━━ Input material ━━

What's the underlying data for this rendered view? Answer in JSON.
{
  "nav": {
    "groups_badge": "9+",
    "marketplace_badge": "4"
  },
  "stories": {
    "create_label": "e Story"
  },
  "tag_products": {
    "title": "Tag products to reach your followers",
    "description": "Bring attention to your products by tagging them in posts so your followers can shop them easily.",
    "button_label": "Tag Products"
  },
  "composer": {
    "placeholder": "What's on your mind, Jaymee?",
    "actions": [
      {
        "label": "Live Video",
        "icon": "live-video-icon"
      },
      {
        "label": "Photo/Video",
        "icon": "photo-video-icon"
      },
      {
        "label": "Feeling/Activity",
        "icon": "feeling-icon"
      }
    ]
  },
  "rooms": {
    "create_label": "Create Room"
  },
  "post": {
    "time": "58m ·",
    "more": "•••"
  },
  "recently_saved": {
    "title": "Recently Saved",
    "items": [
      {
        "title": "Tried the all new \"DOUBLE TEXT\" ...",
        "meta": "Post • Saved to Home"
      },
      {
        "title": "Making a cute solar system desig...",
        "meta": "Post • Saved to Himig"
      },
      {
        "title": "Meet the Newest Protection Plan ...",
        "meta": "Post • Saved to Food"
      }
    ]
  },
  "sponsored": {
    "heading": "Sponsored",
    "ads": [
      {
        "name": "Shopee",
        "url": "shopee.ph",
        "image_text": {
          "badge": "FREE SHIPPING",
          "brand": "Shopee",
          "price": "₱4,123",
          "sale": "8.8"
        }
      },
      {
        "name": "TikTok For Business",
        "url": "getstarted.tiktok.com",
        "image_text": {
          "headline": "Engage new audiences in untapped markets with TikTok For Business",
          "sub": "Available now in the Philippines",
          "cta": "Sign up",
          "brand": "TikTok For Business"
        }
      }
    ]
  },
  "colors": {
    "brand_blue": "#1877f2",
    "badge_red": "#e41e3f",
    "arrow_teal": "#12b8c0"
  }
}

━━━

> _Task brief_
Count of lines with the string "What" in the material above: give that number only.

> _Problem solution_
2